Escherichia coli (E. coli) and Enterococcus faecalis (E. faecalis) are pathogenic strains that often coexist in intestinal flora of humans and are prone to cause biofilm-associated infections, such as gastrointestinal tract and urinary tract infections. Earlier studies have demonstrated that E. faecalis biofilm can metabolize ferrous ions in iron-rich environments and promote biofilm growth under in-vivo conditions. However, the influence of iron transporters on dual-species biofilm growth and the nature of molecular-level interactions between iron transporter proteins and Fe2+ remains unknown. Therefore, in this work, co-culture studies were performed and the study indicates that Fe2+ at concentrations of 50-150 µM promotes the colonization of E. coli, and Fe2+ concentrations of 50-200 µM promote the growth of E. faecalis and dual-species colonies. Atomic absorption spectroscopy results reveal that Fe2+ ion augmentation in bacterial cells was increased to 4 folds in the single-species model and 11 folds in the dual-species model under iron-supplemented conditions. Furthermore, Fe2+ augmentation increased the antibiotic resistance of E. faecalis in both single- and dual-species bacterial cultures. In addition, in-silico docking were performed to determine a three-dimensional (3D) structure of ferrous iron-transporter proteins FeoB of E. faecalis and its affinity to extracellular Fe2+. Our model suggests that the FeoB facilitates the Fe2+ uptake in E. faecalis cells in the absence of iron chelator, 2,2-bipyridyl.

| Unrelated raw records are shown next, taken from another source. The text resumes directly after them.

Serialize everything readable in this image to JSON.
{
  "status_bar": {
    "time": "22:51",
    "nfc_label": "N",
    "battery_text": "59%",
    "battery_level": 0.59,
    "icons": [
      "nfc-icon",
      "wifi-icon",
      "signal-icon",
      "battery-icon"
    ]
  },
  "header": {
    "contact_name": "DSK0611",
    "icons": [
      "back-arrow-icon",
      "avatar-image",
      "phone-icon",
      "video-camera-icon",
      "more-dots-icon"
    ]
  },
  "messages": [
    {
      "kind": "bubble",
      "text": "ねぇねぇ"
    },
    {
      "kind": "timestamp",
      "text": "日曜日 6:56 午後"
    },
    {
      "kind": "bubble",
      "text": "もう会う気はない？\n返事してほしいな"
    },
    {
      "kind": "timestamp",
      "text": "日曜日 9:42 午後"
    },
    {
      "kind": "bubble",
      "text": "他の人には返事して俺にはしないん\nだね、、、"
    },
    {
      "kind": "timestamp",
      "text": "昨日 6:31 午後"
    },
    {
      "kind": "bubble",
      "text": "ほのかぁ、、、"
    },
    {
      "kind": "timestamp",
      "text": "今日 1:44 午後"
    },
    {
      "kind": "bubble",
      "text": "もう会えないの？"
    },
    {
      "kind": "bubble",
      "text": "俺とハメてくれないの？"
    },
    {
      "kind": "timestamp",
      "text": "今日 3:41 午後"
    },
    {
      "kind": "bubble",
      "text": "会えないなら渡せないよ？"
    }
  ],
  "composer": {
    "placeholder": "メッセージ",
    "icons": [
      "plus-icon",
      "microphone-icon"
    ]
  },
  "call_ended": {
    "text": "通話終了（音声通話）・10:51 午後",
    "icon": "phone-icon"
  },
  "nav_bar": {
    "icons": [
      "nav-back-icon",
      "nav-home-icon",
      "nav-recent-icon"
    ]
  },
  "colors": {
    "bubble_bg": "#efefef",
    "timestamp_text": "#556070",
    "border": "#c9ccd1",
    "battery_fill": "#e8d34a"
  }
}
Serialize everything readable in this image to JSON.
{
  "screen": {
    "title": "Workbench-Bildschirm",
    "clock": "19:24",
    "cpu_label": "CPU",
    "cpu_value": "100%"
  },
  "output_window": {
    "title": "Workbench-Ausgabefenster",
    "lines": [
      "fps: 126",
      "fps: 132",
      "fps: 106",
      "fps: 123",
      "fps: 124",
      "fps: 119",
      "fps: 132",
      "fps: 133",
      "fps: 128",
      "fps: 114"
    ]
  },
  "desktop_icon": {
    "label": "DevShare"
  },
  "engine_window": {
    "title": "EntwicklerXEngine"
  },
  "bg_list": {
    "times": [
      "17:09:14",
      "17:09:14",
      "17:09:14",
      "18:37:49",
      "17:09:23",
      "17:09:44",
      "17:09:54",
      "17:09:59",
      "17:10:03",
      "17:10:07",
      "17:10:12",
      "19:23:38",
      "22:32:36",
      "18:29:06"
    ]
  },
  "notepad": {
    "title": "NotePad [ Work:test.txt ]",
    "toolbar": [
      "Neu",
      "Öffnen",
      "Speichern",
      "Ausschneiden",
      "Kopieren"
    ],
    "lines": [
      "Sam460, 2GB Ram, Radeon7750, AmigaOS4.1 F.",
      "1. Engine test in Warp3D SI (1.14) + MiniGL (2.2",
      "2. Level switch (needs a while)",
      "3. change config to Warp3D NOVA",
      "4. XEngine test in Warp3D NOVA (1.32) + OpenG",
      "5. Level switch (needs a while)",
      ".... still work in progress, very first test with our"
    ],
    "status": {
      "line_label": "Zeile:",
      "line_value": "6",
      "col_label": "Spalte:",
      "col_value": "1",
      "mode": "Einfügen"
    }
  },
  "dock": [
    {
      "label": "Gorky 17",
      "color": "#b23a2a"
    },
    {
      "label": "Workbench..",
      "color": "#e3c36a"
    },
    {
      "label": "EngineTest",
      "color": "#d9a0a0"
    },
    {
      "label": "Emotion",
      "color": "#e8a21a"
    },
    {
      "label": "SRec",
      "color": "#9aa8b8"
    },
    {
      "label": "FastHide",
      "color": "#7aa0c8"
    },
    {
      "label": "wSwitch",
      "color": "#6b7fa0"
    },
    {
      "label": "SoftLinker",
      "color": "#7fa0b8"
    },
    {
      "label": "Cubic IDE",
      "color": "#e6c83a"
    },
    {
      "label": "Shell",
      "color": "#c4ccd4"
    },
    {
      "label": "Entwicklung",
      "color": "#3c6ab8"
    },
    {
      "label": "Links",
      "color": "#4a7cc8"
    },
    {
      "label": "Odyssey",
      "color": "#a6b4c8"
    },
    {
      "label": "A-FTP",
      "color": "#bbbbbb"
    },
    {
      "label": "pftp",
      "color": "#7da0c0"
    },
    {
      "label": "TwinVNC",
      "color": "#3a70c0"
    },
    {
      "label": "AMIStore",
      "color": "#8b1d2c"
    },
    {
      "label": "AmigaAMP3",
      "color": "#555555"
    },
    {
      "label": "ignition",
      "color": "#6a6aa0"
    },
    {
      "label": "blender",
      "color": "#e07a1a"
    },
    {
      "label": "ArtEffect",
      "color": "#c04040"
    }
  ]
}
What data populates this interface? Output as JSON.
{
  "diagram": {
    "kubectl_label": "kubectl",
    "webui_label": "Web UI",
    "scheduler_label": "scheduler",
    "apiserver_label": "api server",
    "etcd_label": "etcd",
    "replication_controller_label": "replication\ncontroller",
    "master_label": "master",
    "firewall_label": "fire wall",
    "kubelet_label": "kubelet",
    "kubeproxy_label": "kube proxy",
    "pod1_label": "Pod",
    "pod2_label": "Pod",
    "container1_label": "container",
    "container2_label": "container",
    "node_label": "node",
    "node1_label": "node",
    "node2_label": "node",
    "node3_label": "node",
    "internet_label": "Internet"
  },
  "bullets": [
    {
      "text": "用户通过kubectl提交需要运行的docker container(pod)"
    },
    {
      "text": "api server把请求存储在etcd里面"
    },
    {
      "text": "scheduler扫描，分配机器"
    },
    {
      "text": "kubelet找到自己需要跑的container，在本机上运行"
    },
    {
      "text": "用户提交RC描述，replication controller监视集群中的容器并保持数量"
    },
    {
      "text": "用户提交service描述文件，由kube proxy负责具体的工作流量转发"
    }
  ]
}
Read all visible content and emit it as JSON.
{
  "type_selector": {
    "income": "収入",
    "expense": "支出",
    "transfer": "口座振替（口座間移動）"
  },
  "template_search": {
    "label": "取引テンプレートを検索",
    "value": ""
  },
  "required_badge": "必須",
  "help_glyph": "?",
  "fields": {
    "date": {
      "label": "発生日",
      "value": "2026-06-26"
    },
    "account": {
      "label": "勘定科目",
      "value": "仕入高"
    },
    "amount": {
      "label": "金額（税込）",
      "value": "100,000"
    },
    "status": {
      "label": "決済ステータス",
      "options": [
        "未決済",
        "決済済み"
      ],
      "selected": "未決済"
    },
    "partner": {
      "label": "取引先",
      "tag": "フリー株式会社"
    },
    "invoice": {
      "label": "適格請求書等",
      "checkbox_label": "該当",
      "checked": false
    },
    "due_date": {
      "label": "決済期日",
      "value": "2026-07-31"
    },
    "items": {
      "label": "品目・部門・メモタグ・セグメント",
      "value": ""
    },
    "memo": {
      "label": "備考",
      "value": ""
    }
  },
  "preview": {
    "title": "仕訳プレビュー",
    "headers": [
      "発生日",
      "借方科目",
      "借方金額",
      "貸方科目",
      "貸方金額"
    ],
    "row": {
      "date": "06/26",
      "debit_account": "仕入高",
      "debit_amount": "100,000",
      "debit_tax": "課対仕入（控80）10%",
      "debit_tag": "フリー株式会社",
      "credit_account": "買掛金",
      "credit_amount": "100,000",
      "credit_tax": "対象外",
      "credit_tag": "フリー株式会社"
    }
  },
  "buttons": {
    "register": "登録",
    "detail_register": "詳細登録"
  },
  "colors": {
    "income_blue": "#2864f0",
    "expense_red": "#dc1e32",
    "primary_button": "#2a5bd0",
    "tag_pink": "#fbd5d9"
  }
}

Keywords: Dual-species biofilm; Fe2+ augmentation; Ferrous iron transporter; Homology modeling; Molecular docking.
© 2022. The Author(s), under exclusive licence to Springer-Verlag GmbH Germany, part of Springer Nature.